- Work to complete: Please print each record exactly, omitting none of them.

* * * * *

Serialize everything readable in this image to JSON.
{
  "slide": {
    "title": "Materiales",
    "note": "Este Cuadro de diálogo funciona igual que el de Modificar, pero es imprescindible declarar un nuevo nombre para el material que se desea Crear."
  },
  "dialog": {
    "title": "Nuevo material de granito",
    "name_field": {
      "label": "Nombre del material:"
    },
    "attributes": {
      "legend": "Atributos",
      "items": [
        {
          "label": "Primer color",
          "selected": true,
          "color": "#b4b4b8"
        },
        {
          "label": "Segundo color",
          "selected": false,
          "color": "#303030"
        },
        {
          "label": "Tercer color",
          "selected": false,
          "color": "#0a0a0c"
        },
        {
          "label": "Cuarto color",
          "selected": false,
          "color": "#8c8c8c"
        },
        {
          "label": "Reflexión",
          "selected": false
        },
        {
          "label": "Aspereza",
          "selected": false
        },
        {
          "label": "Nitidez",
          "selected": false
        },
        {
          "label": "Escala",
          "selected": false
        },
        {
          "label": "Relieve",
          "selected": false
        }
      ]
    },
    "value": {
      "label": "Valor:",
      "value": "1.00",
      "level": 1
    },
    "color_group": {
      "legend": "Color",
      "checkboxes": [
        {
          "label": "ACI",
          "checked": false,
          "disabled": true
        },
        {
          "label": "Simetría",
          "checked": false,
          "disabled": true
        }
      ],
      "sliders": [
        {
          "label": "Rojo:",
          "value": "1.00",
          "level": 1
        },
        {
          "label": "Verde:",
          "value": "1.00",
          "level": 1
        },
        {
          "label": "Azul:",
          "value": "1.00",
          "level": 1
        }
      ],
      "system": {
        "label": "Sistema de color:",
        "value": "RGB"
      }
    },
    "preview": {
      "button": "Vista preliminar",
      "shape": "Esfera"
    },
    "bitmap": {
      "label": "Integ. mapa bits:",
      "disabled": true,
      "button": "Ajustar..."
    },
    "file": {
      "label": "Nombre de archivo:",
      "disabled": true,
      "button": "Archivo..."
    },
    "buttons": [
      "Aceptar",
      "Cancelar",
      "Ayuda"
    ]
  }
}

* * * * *

- Answer space:
Serialize everything readable in this image to JSON.
{
  "slide": {
    "title": "Materiales",
    "note": "Este Cuadro de diálogo funciona igual que el de Modificar, pero es imprescindible declarar un nuevo nombre para el material que se desea Crear."
  },
  "dialog": {
    "title": "Nuevo material de granito",
    "name_field": {
      "label": "Nombre del material:"
    },
    "attributes": {
      "legend": "Atributos",
      "items": [
        {
          "label": "Primer color",
          "selected": true,
          "color": "#b4b4b8"
        },
        {
          "label": "Segundo color",
          "selected": false,
          "color": "#303030"
        },
        {
          "label": "Tercer color",
          "selected": false,
          "color": "#0a0a0c"
        },
        {
          "label": "Cuarto color",
          "selected": false,
          "color": "#8c8c8c"
        },
        {
          "label": "Reflexión",
          "selected": false
        },
        {
          "label": "Aspereza",
          "selected": false
        },
        {
          "label": "Nitidez",
          "selected": false
        },
        {
          "label": "Escala",
          "selected": false
        },
        {
          "label": "Relieve",
          "selected": false
        }
      ]
    },
    "value": {
      "label": "Valor:",
      "value": "1.00",
      "level": 1
    },
    "color_group": {
      "legend": "Color",
      "checkboxes": [
        {
          "label": "ACI",
          "checked": false,
          "disabled": true
        },
        {
          "label": "Simetría",
          "checked": false,
          "disabled": true
        }
      ],
      "sliders": [
        {
          "label": "Rojo:",
          "value": "1.00",
          "level": 1
        },
        {
          "label": "Verde:",
          "value": "1.00",
          "level": 1
        },
        {
          "label": "Azul:",
          "value": "1.00",
          "level": 1
        }
      ],
      "system": {
        "label": "Sistema de color:",
        "value": "RGB"
      }
    },
    "preview": {
      "button": "Vista preliminar",
      "shape": "Esfera"
    },
    "bitmap": {
      "label": "Integ. mapa bits:",
      "disabled": true,
      "button": "Ajustar..."
    },
    "file": {
      "label": "Nombre de archivo:",
      "disabled": true,
      "button": "Archivo..."
    },
    "buttons": [
      "Aceptar",
      "Cancelar",
      "Ayuda"
    ]
  }
}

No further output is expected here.